◆ **Task to complete**:
In your copy of the data below, reproduce every entry exactly and omit the pictures.

··········

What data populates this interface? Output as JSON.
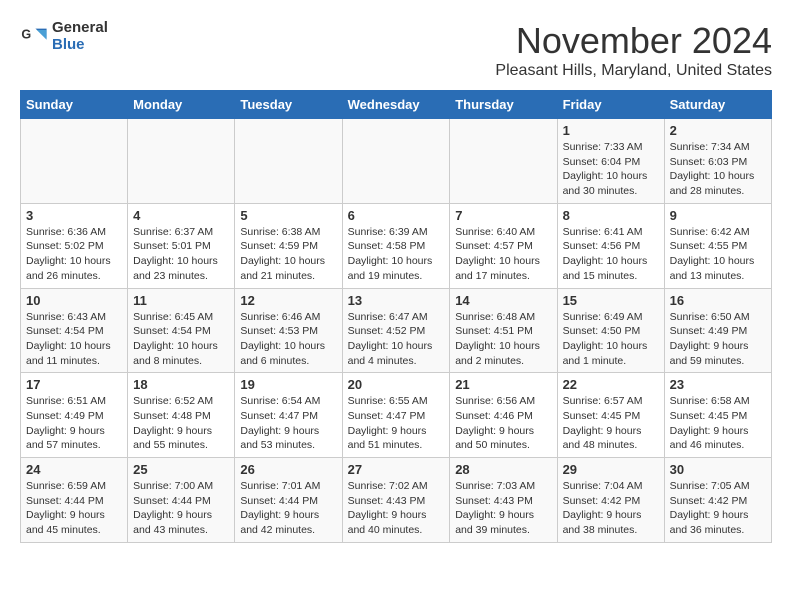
{
  "logo": {
    "general": "General",
    "blue": "Blue"
  },
  "title": "November 2024",
  "location": "Pleasant Hills, Maryland, United States",
  "days_of_week": [
    "Sunday",
    "Monday",
    "Tuesday",
    "Wednesday",
    "Thursday",
    "Friday",
    "Saturday"
  ],
  "weeks": [
    [
      {
        "day": "",
        "info": ""
      },
      {
        "day": "",
        "info": ""
      },
      {
        "day": "",
        "info": ""
      },
      {
        "day": "",
        "info": ""
      },
      {
        "day": "",
        "info": ""
      },
      {
        "day": "1",
        "info": "Sunrise: 7:33 AM\nSunset: 6:04 PM\nDaylight: 10 hours and 30 minutes."
      },
      {
        "day": "2",
        "info": "Sunrise: 7:34 AM\nSunset: 6:03 PM\nDaylight: 10 hours and 28 minutes."
      }
    ],
    [
      {
        "day": "3",
        "info": "Sunrise: 6:36 AM\nSunset: 5:02 PM\nDaylight: 10 hours and 26 minutes."
      },
      {
        "day": "4",
        "info": "Sunrise: 6:37 AM\nSunset: 5:01 PM\nDaylight: 10 hours and 23 minutes."
      },
      {
        "day": "5",
        "info": "Sunrise: 6:38 AM\nSunset: 4:59 PM\nDaylight: 10 hours and 21 minutes."
      },
      {
        "day": "6",
        "info": "Sunrise: 6:39 AM\nSunset: 4:58 PM\nDaylight: 10 hours and 19 minutes."
      },
      {
        "day": "7",
        "info": "Sunrise: 6:40 AM\nSunset: 4:57 PM\nDaylight: 10 hours and 17 minutes."
      },
      {
        "day": "8",
        "info": "Sunrise: 6:41 AM\nSunset: 4:56 PM\nDaylight: 10 hours and 15 minutes."
      },
      {
        "day": "9",
        "info": "Sunrise: 6:42 AM\nSunset: 4:55 PM\nDaylight: 10 hours and 13 minutes."
      }
    ],
    [
      {
        "day": "10",
        "info": "Sunrise: 6:43 AM\nSunset: 4:54 PM\nDaylight: 10 hours and 11 minutes."
      },
      {
        "day": "11",
        "info": "Sunrise: 6:45 AM\nSunset: 4:54 PM\nDaylight: 10 hours and 8 minutes."
      },
      {
        "day": "12",
        "info": "Sunrise: 6:46 AM\nSunset: 4:53 PM\nDaylight: 10 hours and 6 minutes."
      },
      {
        "day": "13",
        "info": "Sunrise: 6:47 AM\nSunset: 4:52 PM\nDaylight: 10 hours and 4 minutes."
      },
      {
        "day": "14",
        "info": "Sunrise: 6:48 AM\nSunset: 4:51 PM\nDaylight: 10 hours and 2 minutes."
      },
      {
        "day": "15",
        "info": "Sunrise: 6:49 AM\nSunset: 4:50 PM\nDaylight: 10 hours and 1 minute."
      },
      {
        "day": "16",
        "info": "Sunrise: 6:50 AM\nSunset: 4:49 PM\nDaylight: 9 hours and 59 minutes."
      }
    ],
    [
      {
        "day": "17",
        "info": "Sunrise: 6:51 AM\nSunset: 4:49 PM\nDaylight: 9 hours and 57 minutes."
      },
      {
        "day": "18",
        "info": "Sunrise: 6:52 AM\nSunset: 4:48 PM\nDaylight: 9 hours and 55 minutes."
      },
      {
        "day": "19",
        "info": "Sunrise: 6:54 AM\nSunset: 4:47 PM\nDaylight: 9 hours and 53 minutes."
      },
      {
        "day": "20",
        "info": "Sunrise: 6:55 AM\nSunset: 4:47 PM\nDaylight: 9 hours and 51 minutes."
      },
      {
        "day": "21",
        "info": "Sunrise: 6:56 AM\nSunset: 4:46 PM\nDaylight: 9 hours and 50 minutes."
      },
      {
        "day": "22",
        "info": "Sunrise: 6:57 AM\nSunset: 4:45 PM\nDaylight: 9 hours and 48 minutes."
      },
      {
        "day": "23",
        "info": "Sunrise: 6:58 AM\nSunset: 4:45 PM\nDaylight: 9 hours and 46 minutes."
      }
    ],
    [
      {
        "day": "24",
        "info": "Sunrise: 6:59 AM\nSunset: 4:44 PM\nDaylight: 9 hours and 45 minutes."
      },
      {
        "day": "25",
        "info": "Sunrise: 7:00 AM\nSunset: 4:44 PM\nDaylight: 9 hours and 43 minutes."
      },
      {
        "day": "26",
        "info": "Sunrise: 7:01 AM\nSunset: 4:44 PM\nDaylight: 9 hours and 42 minutes."
      },
      {
        "day": "27",
        "info": "Sunrise: 7:02 AM\nSunset: 4:43 PM\nDaylight: 9 hours and 40 minutes."
      },
      {
        "day": "28",
        "info": "Sunrise: 7:03 AM\nSunset: 4:43 PM\nDaylight: 9 hours and 39 minutes."
      },
      {
        "day": "29",
        "info": "Sunrise: 7:04 AM\nSunset: 4:42 PM\nDaylight: 9 hours and 38 minutes."
      },
      {
        "day": "30",
        "info": "Sunrise: 7:05 AM\nSunset: 4:42 PM\nDaylight: 9 hours and 36 minutes."
      }
    ]
  ]
}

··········

◆ **Answer to the exercise**:
What data populates this interface? Output as JSON.
{
  "logo": {
    "general": "General",
    "blue": "Blue"
  },
  "title": "November 2024",
  "location": "Pleasant Hills, Maryland, United States",
  "days_of_week": [
    "Sunday",
    "Monday",
    "Tuesday",
    "Wednesday",
    "Thursday",
    "Friday",
    "Saturday"
  ],
  "weeks": [
    [
      {
        "day": "",
        "info": ""
      },
      {
        "day": "",
        "info": ""
      },
      {
        "day": "",
        "info": ""
      },
      {
        "day": "",
        "info": ""
      },
      {
        "day": "",
        "info": ""
      },
      {
        "day": "1",
        "info": "Sunrise: 7:33 AM\nSunset: 6:04 PM\nDaylight: 10 hours and 30 minutes."
      },
      {
        "day": "2",
        "info": "Sunrise: 7:34 AM\nSunset: 6:03 PM\nDaylight: 10 hours and 28 minutes."
      }
    ],
    [
      {
        "day": "3",
        "info": "Sunrise: 6:36 AM\nSunset: 5:02 PM\nDaylight: 10 hours and 26 minutes."
      },
      {
        "day": "4",
        "info": "Sunrise: 6:37 AM\nSunset: 5:01 PM\nDaylight: 10 hours and 23 minutes."
      },
      {
        "day": "5",
        "info": "Sunrise: 6:38 AM\nSunset: 4:59 PM\nDaylight: 10 hours and 21 minutes."
      },
      {
        "day": "6",
        "info": "Sunrise: 6:39 AM\nSunset: 4:58 PM\nDaylight: 10 hours and 19 minutes."
      },
      {
        "day": "7",
        "info": "Sunrise: 6:40 AM\nSunset: 4:57 PM\nDaylight: 10 hours and 17 minutes."
      },
      {
        "day": "8",
        "info": "Sunrise: 6:41 AM\nSunset: 4:56 PM\nDaylight: 10 hours and 15 minutes."
      },
      {
        "day": "9",
        "info": "Sunrise: 6:42 AM\nSunset: 4:55 PM\nDaylight: 10 hours and 13 minutes."
      }
    ],
    [
      {
        "day": "10",
        "info": "Sunrise: 6:43 AM\nSunset: 4:54 PM\nDaylight: 10 hours and 11 minutes."
      },
      {
        "day": "11",
        "info": "Sunrise: 6:45 AM\nSunset: 4:54 PM\nDaylight: 10 hours and 8 minutes."
      },
      {
        "day": "12",
        "info": "Sunrise: 6:46 AM\nSunset: 4:53 PM\nDaylight: 10 hours and 6 minutes."
      },
      {
        "day": "13",
        "info": "Sunrise: 6:47 AM\nSunset: 4:52 PM\nDaylight: 10 hours and 4 minutes."
      },
      {
        "day": "14",
        "info": "Sunrise: 6:48 AM\nSunset: 4:51 PM\nDaylight: 10 hours and 2 minutes."
      },
      {
        "day": "15",
        "info": "Sunrise: 6:49 AM\nSunset: 4:50 PM\nDaylight: 10 hours and 1 minute."
      },
      {
        "day": "16",
        "info": "Sunrise: 6:50 AM\nSunset: 4:49 PM\nDaylight: 9 hours and 59 minutes."
      }
    ],
    [
      {
        "day": "17",
        "info": "Sunrise: 6:51 AM\nSunset: 4:49 PM\nDaylight: 9 hours and 57 minutes."
      },
      {
        "day": "18",
        "info": "Sunrise: 6:52 AM\nSunset: 4:48 PM\nDaylight: 9 hours and 55 minutes."
      },
      {
        "day": "19",
        "info": "Sunrise: 6:54 AM\nSunset: 4:47 PM\nDaylight: 9 hours and 53 minutes."
      },
      {
        "day": "20",
        "info": "Sunrise: 6:55 AM\nSunset: 4:47 PM\nDaylight: 9 hours and 51 minutes."
      },
      {
        "day": "21",
        "info": "Sunrise: 6:56 AM\nSunset: 4:46 PM\nDaylight: 9 hours and 50 minutes."
      },
      {
        "day": "22",
        "info": "Sunrise: 6:57 AM\nSunset: 4:45 PM\nDaylight: 9 hours and 48 minutes."
      },
      {
        "day": "23",
        "info": "Sunrise: 6:58 AM\nSunset: 4:45 PM\nDaylight: 9 hours and 46 minutes."
      }
    ],
    [
      {
        "day": "24",
        "info": "Sunrise: 6:59 AM\nSunset: 4:44 PM\nDaylight: 9 hours and 45 minutes."
      },
      {
        "day": "25",
        "info": "Sunrise: 7:00 AM\nSunset: 4:44 PM\nDaylight: 9 hours and 43 minutes."
      },
      {
        "day": "26",
        "info": "Sunrise: 7:01 AM\nSunset: 4:44 PM\nDaylight: 9 hours and 42 minutes."
      },
      {
        "day": "27",
        "info": "Sunrise: 7:02 AM\nSunset: 4:43 PM\nDaylight: 9 hours and 40 minutes."
      },
      {
        "day": "28",
        "info": "Sunrise: 7:03 AM\nSunset: 4:43 PM\nDaylight: 9 hours and 39 minutes."
      },
      {
        "day": "29",
        "info": "Sunrise: 7:04 AM\nSunset: 4:42 PM\nDaylight: 9 hours and 38 minutes."
      },
      {
        "day": "30",
        "info": "Sunrise: 7:05 AM\nSunset: 4:42 PM\nDaylight: 9 hours and 36 minutes."
      }
    ]
  ]
}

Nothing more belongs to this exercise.